At a basic level, you must prove two things to be successful in a North Carolina medical malpractice case:

  • The doctor or medical professional treating you made a mistake
  • You were harmed as a result of that mistake

In determining whether the North Carolina medical professional made a mistake, the North Carolina court will look at the medical standard of care. In other words, what is the generally accepted method of treating patients in your area with similar medical problems? For example, the standard of care for a 90-year-old hepatitis patient in North Carolina would not necessarily be the same standard of care for a 45-year-old hepatitis patient in Oregon.

Not only must you prove that the North Carolina doctor's act or omission was a mistake, but you must also prove that this mistake injured you.

In other words, you probably do not have a valid North Carolina medical malpractice claim if your doctor treated you according to the medical standard of care in North Carolina.
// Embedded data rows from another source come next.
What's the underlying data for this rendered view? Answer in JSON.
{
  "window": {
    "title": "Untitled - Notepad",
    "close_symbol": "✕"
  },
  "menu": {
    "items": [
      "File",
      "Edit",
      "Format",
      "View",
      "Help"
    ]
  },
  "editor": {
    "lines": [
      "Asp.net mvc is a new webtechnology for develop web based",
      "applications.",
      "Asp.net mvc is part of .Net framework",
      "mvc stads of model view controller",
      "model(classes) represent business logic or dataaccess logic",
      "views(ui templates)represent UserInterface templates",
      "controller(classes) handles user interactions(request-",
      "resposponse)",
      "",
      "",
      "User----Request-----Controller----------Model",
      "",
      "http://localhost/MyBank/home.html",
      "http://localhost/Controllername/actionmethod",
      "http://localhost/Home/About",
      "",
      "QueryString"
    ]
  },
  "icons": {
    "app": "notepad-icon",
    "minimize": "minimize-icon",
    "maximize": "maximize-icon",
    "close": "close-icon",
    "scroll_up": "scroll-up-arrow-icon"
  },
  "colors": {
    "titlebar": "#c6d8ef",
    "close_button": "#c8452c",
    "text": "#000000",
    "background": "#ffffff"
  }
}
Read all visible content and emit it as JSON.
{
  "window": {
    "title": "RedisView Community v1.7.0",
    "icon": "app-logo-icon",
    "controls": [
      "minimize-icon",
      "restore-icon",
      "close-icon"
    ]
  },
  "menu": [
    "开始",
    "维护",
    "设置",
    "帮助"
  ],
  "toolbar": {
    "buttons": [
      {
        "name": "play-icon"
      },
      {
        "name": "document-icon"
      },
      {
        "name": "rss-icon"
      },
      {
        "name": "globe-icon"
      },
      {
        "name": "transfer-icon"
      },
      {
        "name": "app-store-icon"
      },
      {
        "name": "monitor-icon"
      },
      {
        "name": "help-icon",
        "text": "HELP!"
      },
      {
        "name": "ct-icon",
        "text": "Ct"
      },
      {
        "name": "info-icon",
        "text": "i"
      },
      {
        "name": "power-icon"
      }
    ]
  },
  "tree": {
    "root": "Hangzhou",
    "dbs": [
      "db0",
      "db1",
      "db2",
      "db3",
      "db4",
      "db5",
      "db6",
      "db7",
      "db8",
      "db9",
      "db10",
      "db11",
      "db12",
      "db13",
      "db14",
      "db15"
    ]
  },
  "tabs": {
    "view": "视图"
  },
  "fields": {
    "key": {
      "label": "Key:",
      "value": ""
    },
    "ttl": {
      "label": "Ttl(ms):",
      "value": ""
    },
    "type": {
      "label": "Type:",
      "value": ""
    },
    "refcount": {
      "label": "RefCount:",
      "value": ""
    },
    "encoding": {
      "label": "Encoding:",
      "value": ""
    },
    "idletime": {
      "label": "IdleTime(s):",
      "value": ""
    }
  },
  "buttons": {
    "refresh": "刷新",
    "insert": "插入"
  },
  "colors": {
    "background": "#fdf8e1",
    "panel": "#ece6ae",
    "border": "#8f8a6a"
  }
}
And you probably would not have a valid medical malpractice claim if you were not harmed by the doctor's treatment even if it did violate the standard of care in North Carolina.
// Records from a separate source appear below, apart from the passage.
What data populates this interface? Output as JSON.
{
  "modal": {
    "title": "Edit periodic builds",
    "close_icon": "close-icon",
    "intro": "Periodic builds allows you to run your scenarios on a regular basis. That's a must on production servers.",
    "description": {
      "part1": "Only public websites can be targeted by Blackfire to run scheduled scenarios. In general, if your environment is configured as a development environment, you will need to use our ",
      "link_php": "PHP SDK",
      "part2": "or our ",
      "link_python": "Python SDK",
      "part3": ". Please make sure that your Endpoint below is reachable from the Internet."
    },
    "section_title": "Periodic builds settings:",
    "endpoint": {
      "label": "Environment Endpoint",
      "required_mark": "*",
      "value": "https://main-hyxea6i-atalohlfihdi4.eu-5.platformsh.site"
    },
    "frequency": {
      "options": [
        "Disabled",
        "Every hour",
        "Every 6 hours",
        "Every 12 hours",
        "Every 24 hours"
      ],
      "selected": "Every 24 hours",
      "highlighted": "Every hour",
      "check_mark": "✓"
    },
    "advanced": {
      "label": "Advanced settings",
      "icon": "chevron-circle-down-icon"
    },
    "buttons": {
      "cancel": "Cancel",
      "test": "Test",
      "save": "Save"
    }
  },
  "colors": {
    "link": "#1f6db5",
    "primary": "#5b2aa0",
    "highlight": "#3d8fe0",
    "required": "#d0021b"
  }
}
Who Can Commit Medical Malpractice in North Carolina?

Doctors, nurses, dentists, technicians, hospitals, and hospital workers can all commit medical malpractice, according to the American Bar Association.

Your North Carolina medical malpractice attorney can advise you whether you have a valid North Carolina medical malpractice claim and against whom you have a potential claim.

How Long Do You Have to File a Medical Malpractice Lawsuit?

Every state has a statute of limitations, or time period in which you can file a civil lawsuit against another party, such as a doctor, nurse, or hospital. The North Carolina medical malpractice statute of limitations is three to 10 years.

If you and your North Carolina medical malpractice lawyer are unable to negotiate a settlement with the party at fault in your medical malpractice case, you should consider filing a lawsuit before the statute of limitations runs out. If you do not file a lawsuit within this time period, you give up your right to sue.

Additional North Carolina Medical Malpractice Resources

The Bureau of Justice Statistics information on medical malpractice trials

American Bar Association's medical malpractice resources

The Henry J. Kaiser Family Foundation's report on Medical Malpractice Law in the United States

Do I Have a Medical Malpractice Case?

Medical Malpractice: Can I Sue the Hospital?

Medical Malpractice: What You Need to Know